Brief> Retype the following data exactly, but leave its pictures out.

Data records for software interfaces:
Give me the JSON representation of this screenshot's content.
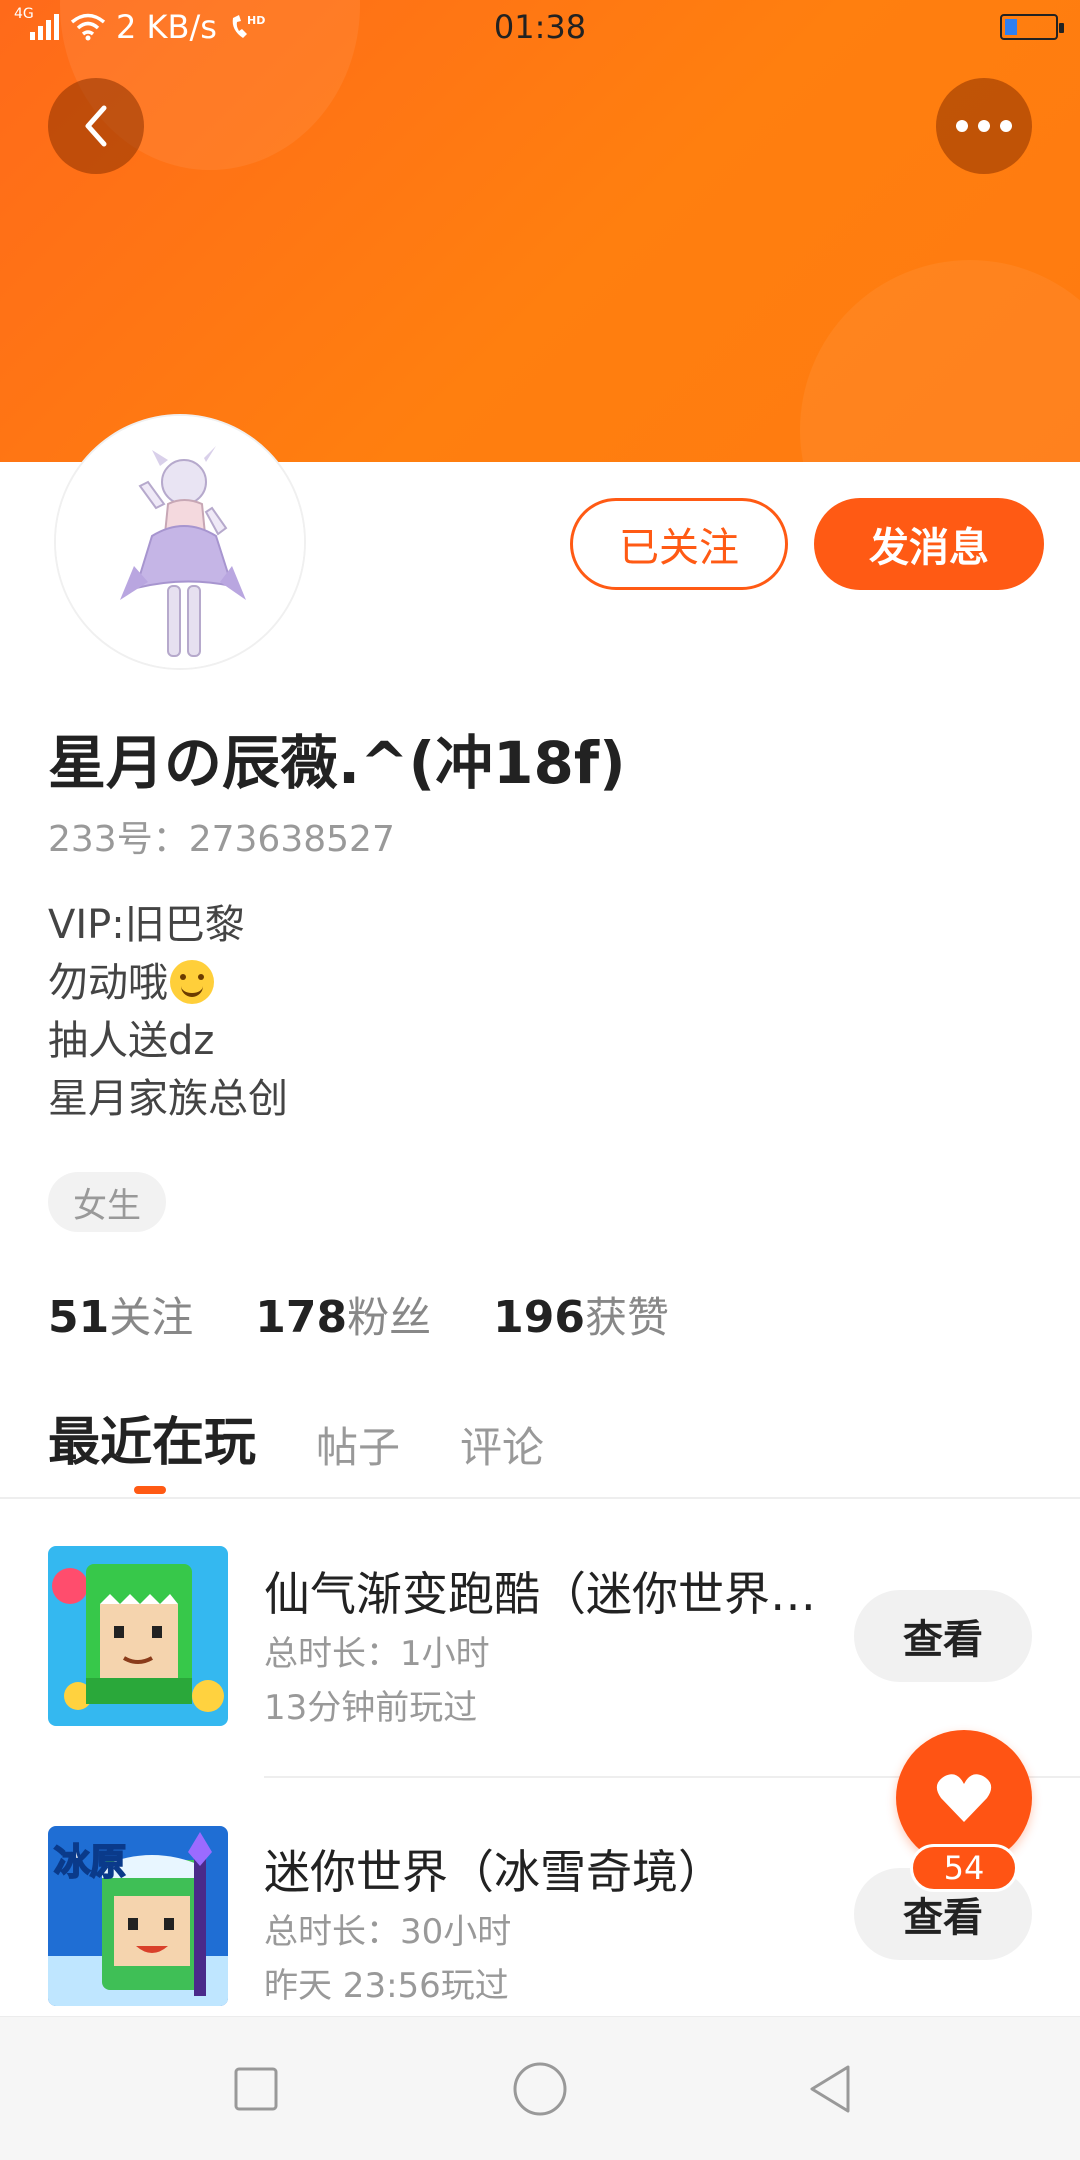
{
  "status_bar": {
    "network": "4G",
    "speed": "2 KB/s",
    "hd": "HD",
    "time": "01:38"
  },
  "header": {
    "back_icon": "chevron-left-icon",
    "more_icon": "more-dots-icon"
  },
  "profile": {
    "nickname": "星月の辰薇.^(冲18f)",
    "id_text": "233号：273638527",
    "bio_lines": [
      "VIP:旧巴黎",
      "勿动哦",
      "抽人送dz",
      "星月家族总创"
    ],
    "gender_tag": "女生",
    "follow_button": "已关注",
    "message_button": "发消息"
  },
  "stats": [
    {
      "value": "51",
      "label": "关注"
    },
    {
      "value": "178",
      "label": "粉丝"
    },
    {
      "value": "196",
      "label": "获赞"
    }
  ],
  "tabs": [
    "最近在玩",
    "帖子",
    "评论"
  ],
  "games": [
    {
      "title": "仙气渐变跑酷（迷你世界…",
      "duration": "总时长：1小时",
      "last_played": "13分钟前玩过",
      "action": "查看"
    },
    {
      "title": "迷你世界（冰雪奇境）",
      "duration": "总时长：30小时",
      "last_played": "昨天 23:56玩过",
      "action": "查看",
      "icon_label": "冰原"
    }
  ],
  "like_fab": {
    "count": "54"
  },
  "colors": {
    "accent": "#ff5a14",
    "header": "#ff7a10"
  }
}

Worked solution>
Give me the JSON representation of this screenshot's content.
{
  "status_bar": {
    "network": "4G",
    "speed": "2 KB/s",
    "hd": "HD",
    "time": "01:38"
  },
  "header": {
    "back_icon": "chevron-left-icon",
    "more_icon": "more-dots-icon"
  },
  "profile": {
    "nickname": "星月の辰薇.^(冲18f)",
    "id_text": "233号：273638527",
    "bio_lines": [
      "VIP:旧巴黎",
      "勿动哦",
      "抽人送dz",
      "星月家族总创"
    ],
    "gender_tag": "女生",
    "follow_button": "已关注",
    "message_button": "发消息"
  },
  "stats": [
    {
      "value": "51",
      "label": "关注"
    },
    {
      "value": "178",
      "label": "粉丝"
    },
    {
      "value": "196",
      "label": "获赞"
    }
  ],
  "tabs": [
    "最近在玩",
    "帖子",
    "评论"
  ],
  "games": [
    {
      "title": "仙气渐变跑酷（迷你世界…",
      "duration": "总时长：1小时",
      "last_played": "13分钟前玩过",
      "action": "查看"
    },
    {
      "title": "迷你世界（冰雪奇境）",
      "duration": "总时长：30小时",
      "last_played": "昨天 23:56玩过",
      "action": "查看",
      "icon_label": "冰原"
    }
  ],
  "like_fab": {
    "count": "54"
  },
  "colors": {
    "accent": "#ff5a14",
    "header": "#ff7a10"
  }
}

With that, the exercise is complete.